= Beginning of Section =

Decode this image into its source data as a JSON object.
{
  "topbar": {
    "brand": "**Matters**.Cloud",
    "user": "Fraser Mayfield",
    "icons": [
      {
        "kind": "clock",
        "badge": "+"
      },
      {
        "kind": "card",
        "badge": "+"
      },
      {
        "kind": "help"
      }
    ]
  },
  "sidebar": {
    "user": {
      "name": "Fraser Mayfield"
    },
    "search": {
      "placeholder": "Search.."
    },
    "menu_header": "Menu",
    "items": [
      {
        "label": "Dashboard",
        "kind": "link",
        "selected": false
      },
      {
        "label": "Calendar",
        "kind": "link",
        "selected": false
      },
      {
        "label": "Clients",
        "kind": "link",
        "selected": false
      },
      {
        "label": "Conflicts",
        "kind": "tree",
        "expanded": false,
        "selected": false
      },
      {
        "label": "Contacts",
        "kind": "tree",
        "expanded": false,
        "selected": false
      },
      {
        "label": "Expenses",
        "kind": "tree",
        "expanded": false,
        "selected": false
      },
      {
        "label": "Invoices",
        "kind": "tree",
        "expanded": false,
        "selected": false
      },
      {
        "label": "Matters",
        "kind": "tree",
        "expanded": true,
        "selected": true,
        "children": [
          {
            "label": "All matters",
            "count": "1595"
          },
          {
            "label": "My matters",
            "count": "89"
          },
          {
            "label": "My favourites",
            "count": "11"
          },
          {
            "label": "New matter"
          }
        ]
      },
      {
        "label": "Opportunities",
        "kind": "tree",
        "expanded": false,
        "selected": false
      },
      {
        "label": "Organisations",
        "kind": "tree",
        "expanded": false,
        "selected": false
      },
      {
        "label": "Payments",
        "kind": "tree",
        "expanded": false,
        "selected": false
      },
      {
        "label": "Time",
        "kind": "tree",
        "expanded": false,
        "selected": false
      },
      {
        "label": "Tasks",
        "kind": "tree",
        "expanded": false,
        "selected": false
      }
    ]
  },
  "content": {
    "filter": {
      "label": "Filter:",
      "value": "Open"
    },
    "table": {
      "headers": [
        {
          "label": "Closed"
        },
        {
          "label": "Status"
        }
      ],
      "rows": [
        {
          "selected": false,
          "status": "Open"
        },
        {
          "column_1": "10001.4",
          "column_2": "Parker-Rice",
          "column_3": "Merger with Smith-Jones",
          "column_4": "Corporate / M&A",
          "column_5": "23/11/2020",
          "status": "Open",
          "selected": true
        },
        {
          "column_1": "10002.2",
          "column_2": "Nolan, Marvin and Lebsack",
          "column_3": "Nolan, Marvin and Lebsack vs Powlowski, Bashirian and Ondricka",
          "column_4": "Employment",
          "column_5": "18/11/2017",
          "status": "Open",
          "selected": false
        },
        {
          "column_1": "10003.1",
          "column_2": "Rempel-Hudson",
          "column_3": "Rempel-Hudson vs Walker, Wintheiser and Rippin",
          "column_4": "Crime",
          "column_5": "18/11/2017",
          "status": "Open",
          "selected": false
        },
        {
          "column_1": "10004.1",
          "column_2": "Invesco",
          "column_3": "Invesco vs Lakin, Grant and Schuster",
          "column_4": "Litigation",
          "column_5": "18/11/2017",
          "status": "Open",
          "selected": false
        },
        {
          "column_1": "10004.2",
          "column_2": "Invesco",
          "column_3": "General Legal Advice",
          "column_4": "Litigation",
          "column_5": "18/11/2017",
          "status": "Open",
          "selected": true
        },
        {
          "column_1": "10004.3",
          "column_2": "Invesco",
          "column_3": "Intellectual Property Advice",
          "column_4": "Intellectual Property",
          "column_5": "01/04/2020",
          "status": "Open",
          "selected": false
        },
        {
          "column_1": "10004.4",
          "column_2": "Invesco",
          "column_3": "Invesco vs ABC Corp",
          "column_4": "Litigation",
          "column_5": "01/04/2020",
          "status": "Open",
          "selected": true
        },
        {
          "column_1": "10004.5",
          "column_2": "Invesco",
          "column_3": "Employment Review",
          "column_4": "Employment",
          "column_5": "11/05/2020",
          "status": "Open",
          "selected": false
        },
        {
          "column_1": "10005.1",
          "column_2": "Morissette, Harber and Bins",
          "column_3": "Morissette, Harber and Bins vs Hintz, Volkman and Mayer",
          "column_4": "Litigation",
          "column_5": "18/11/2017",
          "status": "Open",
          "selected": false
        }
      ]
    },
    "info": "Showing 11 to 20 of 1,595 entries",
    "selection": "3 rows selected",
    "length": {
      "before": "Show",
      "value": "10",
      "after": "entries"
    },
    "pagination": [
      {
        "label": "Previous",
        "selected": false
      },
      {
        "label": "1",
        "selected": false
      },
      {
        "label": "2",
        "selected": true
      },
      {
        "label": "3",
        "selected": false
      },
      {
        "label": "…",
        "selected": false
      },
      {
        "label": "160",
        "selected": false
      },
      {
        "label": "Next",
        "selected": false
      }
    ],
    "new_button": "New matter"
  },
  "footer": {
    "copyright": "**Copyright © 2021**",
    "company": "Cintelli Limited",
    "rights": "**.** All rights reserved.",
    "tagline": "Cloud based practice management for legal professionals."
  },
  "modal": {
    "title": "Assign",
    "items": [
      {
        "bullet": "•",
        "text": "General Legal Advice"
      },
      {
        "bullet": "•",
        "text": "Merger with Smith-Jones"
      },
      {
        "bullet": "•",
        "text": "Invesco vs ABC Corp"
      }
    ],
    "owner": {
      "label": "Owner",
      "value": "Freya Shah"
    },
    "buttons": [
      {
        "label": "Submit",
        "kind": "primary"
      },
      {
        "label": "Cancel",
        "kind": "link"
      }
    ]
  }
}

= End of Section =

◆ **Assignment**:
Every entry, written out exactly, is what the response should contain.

◆ **Answer section**:
Decode this image into its source data as a JSON object.
{
  "topbar": {
    "brand": "**Matters**.Cloud",
    "user": "Fraser Mayfield",
    "icons": [
      {
        "kind": "clock",
        "badge": "+"
      },
      {
        "kind": "card",
        "badge": "+"
      },
      {
        "kind": "help"
      }
    ]
  },
  "sidebar": {
    "user": {
      "name": "Fraser Mayfield"
    },
    "search": {
      "placeholder": "Search.."
    },
    "menu_header": "Menu",
    "items": [
      {
        "label": "Dashboard",
        "kind": "link",
        "selected": false
      },
      {
        "label": "Calendar",
        "kind": "link",
        "selected": false
      },
      {
        "label": "Clients",
        "kind": "link",
        "selected": false
      },
      {
        "label": "Conflicts",
        "kind": "tree",
        "expanded": false,
        "selected": false
      },
      {
        "label": "Contacts",
        "kind": "tree",
        "expanded": false,
        "selected": false
      },
      {
        "label": "Expenses",
        "kind": "tree",
        "expanded": false,
        "selected": false
      },
      {
        "label": "Invoices",
        "kind": "tree",
        "expanded": false,
        "selected": false
      },
      {
        "label": "Matters",
        "kind": "tree",
        "expanded": true,
        "selected": true,
        "children": [
          {
            "label": "All matters",
            "count": "1595"
          },
          {
            "label": "My matters",
            "count": "89"
          },
          {
            "label": "My favourites",
            "count": "11"
          },
          {
            "label": "New matter"
          }
        ]
      },
      {
        "label": "Opportunities",
        "kind": "tree",
        "expanded": false,
        "selected": false
      },
      {
        "label": "Organisations",
        "kind": "tree",
        "expanded": false,
        "selected": false
      },
      {
        "label": "Payments",
        "kind": "tree",
        "expanded": false,
        "selected": false
      },
      {
        "label": "Time",
        "kind": "tree",
        "expanded": false,
        "selected": false
      },
      {
        "label": "Tasks",
        "kind": "tree",
        "expanded": false,
        "selected": false
      }
    ]
  },
  "content": {
    "filter": {
      "label": "Filter:",
      "value": "Open"
    },
    "table": {
      "headers": [
        {
          "label": "Closed"
        },
        {
          "label": "Status"
        }
      ],
      "rows": [
        {
          "selected": false,
          "status": "Open"
        },
        {
          "column_1": "10001.4",
          "column_2": "Parker-Rice",
          "column_3": "Merger with Smith-Jones",
          "column_4": "Corporate / M&A",
          "column_5": "23/11/2020",
          "status": "Open",
          "selected": true
        },
        {
          "column_1": "10002.2",
          "column_2": "Nolan, Marvin and Lebsack",
          "column_3": "Nolan, Marvin and Lebsack vs Powlowski, Bashirian and Ondricka",
          "column_4": "Employment",
          "column_5": "18/11/2017",
          "status": "Open",
          "selected": false
        },
        {
          "column_1": "10003.1",
          "column_2": "Rempel-Hudson",
          "column_3": "Rempel-Hudson vs Walker, Wintheiser and Rippin",
          "column_4": "Crime",
          "column_5": "18/11/2017",
          "status": "Open",
          "selected": false
        },
        {
          "column_1": "10004.1",
          "column_2": "Invesco",
          "column_3": "Invesco vs Lakin, Grant and Schuster",
          "column_4": "Litigation",
          "column_5": "18/11/2017",
          "status": "Open",
          "selected": false
        },
        {
          "column_1": "10004.2",
          "column_2": "Invesco",
          "column_3": "General Legal Advice",
          "column_4": "Litigation",
          "column_5": "18/11/2017",
          "status": "Open",
          "selected": true
        },
        {
          "column_1": "10004.3",
          "column_2": "Invesco",
          "column_3": "Intellectual Property Advice",
          "column_4": "Intellectual Property",
          "column_5": "01/04/2020",
          "status": "Open",
          "selected": false
        },
        {
          "column_1": "10004.4",
          "column_2": "Invesco",
          "column_3": "Invesco vs ABC Corp",
          "column_4": "Litigation",
          "column_5": "01/04/2020",
          "status": "Open",
          "selected": true
        },
        {
          "column_1": "10004.5",
          "column_2": "Invesco",
          "column_3": "Employment Review",
          "column_4": "Employment",
          "column_5": "11/05/2020",
          "status": "Open",
          "selected": false
        },
        {
          "column_1": "10005.1",
          "column_2": "Morissette, Harber and Bins",
          "column_3": "Morissette, Harber and Bins vs Hintz, Volkman and Mayer",
          "column_4": "Litigation",
          "column_5": "18/11/2017",
          "status": "Open",
          "selected": false
        }
      ]
    },
    "info": "Showing 11 to 20 of 1,595 entries",
    "selection": "3 rows selected",
    "length": {
      "before": "Show",
      "value": "10",
      "after": "entries"
    },
    "pagination": [
      {
        "label": "Previous",
        "selected": false
      },
      {
        "label": "1",
        "selected": false
      },
      {
        "label": "2",
        "selected": true
      },
      {
        "label": "3",
        "selected": false
      },
      {
        "label": "…",
        "selected": false
      },
      {
        "label": "160",
        "selected": false
      },
      {
        "label": "Next",
        "selected": false
      }
    ],
    "new_button": "New matter"
  },
  "footer": {
    "copyright": "**Copyright © 2021**",
    "company": "Cintelli Limited",
    "rights": "**.** All rights reserved.",
    "tagline": "Cloud based practice management for legal professionals."
  },
  "modal": {
    "title": "Assign",
    "items": [
      {
        "bullet": "•",
        "text": "General Legal Advice"
      },
      {
        "bullet": "•",
        "text": "Merger with Smith-Jones"
      },
      {
        "bullet": "•",
        "text": "Invesco vs ABC Corp"
      }
    ],
    "owner": {
      "label": "Owner",
      "value": "Freya Shah"
    },
    "buttons": [
      {
        "label": "Submit",
        "kind": "primary"
      },
      {
        "label": "Cancel",
        "kind": "link"
      }
    ]
  }
}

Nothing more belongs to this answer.